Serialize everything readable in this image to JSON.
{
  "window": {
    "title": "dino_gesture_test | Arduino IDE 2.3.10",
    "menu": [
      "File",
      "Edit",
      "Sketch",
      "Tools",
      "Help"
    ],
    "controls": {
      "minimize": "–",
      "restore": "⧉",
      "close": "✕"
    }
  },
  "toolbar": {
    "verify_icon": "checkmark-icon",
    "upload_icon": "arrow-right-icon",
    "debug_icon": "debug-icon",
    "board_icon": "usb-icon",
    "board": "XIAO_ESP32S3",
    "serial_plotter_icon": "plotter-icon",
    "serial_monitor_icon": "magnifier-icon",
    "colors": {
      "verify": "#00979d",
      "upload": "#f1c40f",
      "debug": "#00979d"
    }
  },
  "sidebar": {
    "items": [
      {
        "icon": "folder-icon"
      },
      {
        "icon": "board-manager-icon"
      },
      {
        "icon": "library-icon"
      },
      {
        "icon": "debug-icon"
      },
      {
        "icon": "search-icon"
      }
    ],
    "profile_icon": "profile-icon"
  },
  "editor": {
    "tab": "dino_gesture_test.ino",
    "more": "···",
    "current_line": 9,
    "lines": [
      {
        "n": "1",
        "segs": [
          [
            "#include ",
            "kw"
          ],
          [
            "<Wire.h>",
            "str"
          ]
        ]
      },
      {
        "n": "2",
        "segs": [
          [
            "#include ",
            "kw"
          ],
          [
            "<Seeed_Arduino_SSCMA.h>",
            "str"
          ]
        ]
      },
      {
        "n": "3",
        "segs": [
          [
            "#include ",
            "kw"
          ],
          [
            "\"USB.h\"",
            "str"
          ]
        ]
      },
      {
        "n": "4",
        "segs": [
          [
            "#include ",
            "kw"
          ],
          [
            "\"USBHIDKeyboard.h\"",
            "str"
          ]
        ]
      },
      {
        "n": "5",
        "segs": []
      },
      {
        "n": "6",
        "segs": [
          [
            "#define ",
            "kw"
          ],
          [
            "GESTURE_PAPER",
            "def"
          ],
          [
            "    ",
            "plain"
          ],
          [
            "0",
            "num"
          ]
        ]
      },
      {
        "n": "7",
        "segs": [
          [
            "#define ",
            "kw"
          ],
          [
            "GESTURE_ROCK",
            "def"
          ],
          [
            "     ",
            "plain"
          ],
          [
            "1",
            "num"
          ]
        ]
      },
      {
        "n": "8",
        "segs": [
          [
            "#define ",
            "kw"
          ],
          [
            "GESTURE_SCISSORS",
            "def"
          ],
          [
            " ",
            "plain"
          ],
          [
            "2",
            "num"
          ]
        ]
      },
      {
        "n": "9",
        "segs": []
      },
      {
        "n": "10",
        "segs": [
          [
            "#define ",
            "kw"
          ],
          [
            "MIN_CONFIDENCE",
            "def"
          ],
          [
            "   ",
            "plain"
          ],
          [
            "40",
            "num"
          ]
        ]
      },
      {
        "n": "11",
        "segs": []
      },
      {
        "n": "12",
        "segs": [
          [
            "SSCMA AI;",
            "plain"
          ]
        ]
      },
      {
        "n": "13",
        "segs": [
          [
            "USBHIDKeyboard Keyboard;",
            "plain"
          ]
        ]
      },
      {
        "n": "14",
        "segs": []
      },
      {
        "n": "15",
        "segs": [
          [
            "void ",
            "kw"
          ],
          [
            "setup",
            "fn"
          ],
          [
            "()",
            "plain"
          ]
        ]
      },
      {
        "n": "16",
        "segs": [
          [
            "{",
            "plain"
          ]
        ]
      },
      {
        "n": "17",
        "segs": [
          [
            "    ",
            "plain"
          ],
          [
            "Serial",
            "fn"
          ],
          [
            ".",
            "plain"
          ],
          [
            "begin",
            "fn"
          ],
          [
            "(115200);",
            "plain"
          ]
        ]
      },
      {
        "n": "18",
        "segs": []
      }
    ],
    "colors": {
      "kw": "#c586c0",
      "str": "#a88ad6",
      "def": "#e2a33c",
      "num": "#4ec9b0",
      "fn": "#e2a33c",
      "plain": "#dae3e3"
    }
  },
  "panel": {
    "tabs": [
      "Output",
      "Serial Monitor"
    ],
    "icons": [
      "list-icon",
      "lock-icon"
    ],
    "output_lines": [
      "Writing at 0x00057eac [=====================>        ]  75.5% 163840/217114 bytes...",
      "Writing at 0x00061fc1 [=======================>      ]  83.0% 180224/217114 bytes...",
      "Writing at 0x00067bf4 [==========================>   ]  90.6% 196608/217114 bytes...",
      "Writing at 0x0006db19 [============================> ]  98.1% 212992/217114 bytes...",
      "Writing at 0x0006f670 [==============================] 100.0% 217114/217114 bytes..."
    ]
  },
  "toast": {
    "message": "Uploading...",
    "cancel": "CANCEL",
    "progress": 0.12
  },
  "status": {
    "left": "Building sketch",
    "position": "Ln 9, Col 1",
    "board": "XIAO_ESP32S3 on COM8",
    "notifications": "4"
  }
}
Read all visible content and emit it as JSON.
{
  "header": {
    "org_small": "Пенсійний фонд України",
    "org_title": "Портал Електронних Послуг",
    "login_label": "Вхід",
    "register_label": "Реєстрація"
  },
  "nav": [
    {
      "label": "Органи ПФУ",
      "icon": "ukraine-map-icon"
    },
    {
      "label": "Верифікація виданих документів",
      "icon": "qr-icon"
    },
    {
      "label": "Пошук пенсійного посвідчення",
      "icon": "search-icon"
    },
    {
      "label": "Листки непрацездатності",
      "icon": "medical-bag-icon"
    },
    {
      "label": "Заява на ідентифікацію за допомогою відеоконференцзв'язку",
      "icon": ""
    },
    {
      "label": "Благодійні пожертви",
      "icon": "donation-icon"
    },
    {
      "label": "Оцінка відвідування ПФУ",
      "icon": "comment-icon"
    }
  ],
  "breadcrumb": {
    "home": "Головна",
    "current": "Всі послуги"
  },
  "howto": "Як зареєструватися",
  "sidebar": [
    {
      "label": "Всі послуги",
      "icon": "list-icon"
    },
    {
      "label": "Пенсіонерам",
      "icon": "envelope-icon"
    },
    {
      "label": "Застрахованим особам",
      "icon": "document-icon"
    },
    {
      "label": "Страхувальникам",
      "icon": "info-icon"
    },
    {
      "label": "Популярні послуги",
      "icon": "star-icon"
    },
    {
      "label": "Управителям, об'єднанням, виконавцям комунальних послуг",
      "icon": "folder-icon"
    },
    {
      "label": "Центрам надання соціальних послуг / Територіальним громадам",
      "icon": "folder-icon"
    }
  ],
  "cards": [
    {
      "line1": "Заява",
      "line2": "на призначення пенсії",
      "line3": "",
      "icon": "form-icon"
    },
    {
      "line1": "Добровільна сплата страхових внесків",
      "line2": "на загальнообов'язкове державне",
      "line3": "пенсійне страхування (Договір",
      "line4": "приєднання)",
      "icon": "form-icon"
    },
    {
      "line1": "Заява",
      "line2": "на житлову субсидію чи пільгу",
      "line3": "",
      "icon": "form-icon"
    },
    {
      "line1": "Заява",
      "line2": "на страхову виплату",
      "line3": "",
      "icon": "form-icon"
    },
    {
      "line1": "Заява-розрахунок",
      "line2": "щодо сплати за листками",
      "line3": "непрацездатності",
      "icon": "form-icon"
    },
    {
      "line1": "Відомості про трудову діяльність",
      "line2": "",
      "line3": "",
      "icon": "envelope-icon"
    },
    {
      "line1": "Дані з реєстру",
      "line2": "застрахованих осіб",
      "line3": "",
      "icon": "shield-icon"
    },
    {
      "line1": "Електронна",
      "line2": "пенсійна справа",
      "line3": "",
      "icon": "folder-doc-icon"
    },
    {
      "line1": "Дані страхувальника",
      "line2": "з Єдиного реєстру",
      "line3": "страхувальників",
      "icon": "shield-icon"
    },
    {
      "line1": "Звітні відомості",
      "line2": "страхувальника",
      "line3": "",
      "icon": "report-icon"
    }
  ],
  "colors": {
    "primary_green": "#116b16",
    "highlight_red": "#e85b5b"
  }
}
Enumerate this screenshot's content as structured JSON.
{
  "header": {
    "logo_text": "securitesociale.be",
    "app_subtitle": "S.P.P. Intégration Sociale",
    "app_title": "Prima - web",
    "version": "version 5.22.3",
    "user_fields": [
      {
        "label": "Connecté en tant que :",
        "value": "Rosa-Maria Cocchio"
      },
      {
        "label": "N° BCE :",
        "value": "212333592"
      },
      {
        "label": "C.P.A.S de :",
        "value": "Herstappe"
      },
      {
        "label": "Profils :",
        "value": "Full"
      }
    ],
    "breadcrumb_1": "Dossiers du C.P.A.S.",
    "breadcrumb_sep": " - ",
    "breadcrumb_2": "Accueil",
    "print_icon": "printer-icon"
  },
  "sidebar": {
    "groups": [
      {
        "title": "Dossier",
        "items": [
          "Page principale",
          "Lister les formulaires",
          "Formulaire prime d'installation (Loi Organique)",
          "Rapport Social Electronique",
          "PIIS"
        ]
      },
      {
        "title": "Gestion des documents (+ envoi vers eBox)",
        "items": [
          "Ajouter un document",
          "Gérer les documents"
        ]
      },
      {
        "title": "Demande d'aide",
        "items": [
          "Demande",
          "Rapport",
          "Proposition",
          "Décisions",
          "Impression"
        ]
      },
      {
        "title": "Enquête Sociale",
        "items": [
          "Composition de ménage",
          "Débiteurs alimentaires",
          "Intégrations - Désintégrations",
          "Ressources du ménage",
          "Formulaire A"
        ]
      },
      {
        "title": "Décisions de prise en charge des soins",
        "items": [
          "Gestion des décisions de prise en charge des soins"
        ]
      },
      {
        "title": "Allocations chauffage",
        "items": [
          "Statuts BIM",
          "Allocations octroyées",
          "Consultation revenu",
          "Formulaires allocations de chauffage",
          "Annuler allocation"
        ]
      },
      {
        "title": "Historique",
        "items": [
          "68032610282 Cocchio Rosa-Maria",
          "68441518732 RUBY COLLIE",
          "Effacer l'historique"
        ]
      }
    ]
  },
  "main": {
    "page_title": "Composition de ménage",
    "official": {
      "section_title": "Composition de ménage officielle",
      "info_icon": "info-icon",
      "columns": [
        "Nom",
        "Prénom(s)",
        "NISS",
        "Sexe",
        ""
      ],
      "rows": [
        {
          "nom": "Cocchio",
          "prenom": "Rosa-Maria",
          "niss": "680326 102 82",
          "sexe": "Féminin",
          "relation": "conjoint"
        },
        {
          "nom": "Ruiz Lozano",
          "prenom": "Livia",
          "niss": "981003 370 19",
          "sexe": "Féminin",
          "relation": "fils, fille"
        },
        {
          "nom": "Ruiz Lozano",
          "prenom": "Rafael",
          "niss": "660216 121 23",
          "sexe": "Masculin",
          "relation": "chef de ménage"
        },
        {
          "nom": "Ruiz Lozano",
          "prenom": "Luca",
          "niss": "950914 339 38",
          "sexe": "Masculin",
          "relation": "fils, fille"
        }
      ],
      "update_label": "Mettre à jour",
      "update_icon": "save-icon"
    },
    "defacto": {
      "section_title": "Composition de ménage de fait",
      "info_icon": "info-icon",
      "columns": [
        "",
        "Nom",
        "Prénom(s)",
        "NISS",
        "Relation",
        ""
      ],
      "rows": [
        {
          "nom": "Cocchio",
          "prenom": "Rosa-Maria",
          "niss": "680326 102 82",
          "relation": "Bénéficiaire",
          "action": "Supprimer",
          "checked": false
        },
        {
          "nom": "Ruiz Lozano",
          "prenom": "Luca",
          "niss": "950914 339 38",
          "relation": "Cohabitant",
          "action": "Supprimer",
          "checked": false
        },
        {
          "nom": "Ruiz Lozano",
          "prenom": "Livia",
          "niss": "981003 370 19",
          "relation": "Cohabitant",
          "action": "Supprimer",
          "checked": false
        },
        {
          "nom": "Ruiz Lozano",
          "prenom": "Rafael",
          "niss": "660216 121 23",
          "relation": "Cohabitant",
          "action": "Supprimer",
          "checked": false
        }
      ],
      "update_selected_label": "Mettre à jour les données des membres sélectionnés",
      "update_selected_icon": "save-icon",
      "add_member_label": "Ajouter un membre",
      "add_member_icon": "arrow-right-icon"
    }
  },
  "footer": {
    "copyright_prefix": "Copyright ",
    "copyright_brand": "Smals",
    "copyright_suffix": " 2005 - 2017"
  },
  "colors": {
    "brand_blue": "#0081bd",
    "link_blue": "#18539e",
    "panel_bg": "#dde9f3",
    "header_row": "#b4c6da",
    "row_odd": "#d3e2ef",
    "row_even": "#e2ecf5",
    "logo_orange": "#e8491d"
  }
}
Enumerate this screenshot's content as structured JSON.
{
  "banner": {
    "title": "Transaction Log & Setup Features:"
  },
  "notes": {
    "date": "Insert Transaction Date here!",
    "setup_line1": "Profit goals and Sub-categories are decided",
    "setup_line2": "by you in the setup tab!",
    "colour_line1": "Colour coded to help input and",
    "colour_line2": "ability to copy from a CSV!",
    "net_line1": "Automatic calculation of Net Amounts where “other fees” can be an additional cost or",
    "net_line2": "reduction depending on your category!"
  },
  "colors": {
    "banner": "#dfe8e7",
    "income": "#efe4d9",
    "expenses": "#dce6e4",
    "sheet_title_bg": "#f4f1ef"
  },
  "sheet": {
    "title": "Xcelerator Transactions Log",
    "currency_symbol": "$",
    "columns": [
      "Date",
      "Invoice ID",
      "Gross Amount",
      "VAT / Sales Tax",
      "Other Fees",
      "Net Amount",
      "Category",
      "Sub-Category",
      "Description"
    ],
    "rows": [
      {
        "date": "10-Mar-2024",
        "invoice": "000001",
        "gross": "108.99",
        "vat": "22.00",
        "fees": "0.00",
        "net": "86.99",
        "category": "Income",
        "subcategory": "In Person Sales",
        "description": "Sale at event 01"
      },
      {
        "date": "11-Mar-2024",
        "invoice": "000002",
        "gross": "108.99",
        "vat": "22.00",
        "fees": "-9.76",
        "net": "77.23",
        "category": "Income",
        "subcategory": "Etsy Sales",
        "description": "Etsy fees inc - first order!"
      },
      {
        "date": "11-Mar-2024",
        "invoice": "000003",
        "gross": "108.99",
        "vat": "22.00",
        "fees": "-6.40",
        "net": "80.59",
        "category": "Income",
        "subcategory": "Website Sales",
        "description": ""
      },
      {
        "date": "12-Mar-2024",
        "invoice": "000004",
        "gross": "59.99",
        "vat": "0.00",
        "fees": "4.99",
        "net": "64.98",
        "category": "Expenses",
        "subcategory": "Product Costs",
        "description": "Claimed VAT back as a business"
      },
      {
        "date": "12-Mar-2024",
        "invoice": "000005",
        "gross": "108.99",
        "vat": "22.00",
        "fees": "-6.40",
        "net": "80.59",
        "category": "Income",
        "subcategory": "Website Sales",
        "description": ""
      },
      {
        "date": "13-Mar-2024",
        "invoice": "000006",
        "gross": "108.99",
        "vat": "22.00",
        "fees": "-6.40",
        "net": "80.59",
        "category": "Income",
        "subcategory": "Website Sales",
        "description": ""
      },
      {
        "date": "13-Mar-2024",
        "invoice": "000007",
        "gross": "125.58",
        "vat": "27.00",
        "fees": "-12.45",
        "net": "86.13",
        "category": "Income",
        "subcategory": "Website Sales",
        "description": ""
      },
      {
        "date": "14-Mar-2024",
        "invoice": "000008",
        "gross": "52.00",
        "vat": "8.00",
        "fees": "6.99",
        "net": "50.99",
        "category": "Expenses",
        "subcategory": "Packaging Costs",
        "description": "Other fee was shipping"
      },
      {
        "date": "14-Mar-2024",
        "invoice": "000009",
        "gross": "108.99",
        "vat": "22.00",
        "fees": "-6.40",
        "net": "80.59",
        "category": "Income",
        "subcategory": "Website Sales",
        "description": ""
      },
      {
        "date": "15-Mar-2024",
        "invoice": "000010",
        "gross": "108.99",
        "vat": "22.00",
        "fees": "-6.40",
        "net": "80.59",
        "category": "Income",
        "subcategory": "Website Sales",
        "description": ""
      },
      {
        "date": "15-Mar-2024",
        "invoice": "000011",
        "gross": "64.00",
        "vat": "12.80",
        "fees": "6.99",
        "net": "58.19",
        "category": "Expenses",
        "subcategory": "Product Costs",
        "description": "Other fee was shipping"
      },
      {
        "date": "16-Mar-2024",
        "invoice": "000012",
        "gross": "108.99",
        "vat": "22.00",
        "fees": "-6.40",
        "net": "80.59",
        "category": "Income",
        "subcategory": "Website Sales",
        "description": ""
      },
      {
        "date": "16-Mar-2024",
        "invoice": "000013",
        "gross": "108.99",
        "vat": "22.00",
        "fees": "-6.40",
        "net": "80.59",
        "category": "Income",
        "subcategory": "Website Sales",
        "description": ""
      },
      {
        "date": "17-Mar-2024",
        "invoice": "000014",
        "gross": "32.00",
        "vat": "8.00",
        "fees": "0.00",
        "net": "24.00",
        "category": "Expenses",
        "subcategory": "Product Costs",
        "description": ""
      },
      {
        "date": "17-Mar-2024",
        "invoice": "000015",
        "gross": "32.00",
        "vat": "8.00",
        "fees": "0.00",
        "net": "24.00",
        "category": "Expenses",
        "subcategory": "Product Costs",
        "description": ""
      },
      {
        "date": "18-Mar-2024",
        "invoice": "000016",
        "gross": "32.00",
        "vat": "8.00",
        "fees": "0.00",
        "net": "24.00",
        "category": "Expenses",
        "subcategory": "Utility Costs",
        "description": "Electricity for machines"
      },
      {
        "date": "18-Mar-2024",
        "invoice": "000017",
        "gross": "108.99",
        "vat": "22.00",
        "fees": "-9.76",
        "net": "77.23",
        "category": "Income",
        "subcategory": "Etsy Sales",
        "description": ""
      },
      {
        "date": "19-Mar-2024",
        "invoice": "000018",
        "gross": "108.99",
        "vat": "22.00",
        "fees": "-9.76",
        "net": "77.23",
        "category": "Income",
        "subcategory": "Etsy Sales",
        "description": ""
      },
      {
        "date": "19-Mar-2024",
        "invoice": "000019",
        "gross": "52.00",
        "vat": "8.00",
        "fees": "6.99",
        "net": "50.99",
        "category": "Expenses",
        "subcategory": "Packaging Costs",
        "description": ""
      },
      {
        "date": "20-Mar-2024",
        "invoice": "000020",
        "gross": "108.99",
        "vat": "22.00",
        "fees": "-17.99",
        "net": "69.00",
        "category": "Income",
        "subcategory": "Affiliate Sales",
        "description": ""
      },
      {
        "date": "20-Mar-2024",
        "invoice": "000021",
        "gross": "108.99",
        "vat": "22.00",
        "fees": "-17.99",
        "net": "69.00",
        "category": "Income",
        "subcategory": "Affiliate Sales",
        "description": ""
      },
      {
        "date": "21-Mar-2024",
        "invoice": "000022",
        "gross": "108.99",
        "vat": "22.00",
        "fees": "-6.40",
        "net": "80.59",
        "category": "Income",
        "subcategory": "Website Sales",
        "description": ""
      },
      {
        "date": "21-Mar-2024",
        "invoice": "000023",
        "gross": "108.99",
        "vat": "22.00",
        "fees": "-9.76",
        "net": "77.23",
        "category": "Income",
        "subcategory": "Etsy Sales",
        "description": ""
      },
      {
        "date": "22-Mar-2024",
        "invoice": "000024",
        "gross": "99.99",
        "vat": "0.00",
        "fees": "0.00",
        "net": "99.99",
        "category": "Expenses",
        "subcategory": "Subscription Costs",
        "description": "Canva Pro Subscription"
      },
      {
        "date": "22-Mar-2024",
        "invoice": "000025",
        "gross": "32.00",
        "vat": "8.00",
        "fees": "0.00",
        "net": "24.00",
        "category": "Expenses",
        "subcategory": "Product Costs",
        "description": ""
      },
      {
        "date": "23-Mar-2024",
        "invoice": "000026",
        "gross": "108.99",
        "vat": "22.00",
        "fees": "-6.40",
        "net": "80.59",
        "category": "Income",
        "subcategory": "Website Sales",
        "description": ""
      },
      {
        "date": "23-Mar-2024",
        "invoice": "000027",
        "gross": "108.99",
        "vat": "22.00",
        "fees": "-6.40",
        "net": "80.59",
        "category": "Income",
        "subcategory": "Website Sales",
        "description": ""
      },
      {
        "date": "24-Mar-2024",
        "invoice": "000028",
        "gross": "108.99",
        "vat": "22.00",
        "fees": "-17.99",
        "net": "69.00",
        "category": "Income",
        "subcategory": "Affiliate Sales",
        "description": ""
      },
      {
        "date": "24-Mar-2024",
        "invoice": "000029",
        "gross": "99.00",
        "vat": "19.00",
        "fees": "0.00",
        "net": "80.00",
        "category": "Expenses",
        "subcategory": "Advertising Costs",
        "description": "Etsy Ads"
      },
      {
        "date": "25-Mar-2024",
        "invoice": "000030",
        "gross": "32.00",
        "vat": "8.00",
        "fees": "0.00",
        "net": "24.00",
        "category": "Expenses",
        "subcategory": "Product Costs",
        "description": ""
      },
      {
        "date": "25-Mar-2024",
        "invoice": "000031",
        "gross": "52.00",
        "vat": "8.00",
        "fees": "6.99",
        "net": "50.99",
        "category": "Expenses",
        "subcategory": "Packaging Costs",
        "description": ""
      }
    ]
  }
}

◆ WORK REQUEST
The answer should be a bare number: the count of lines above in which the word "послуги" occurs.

◆ FINAL ANSWER
3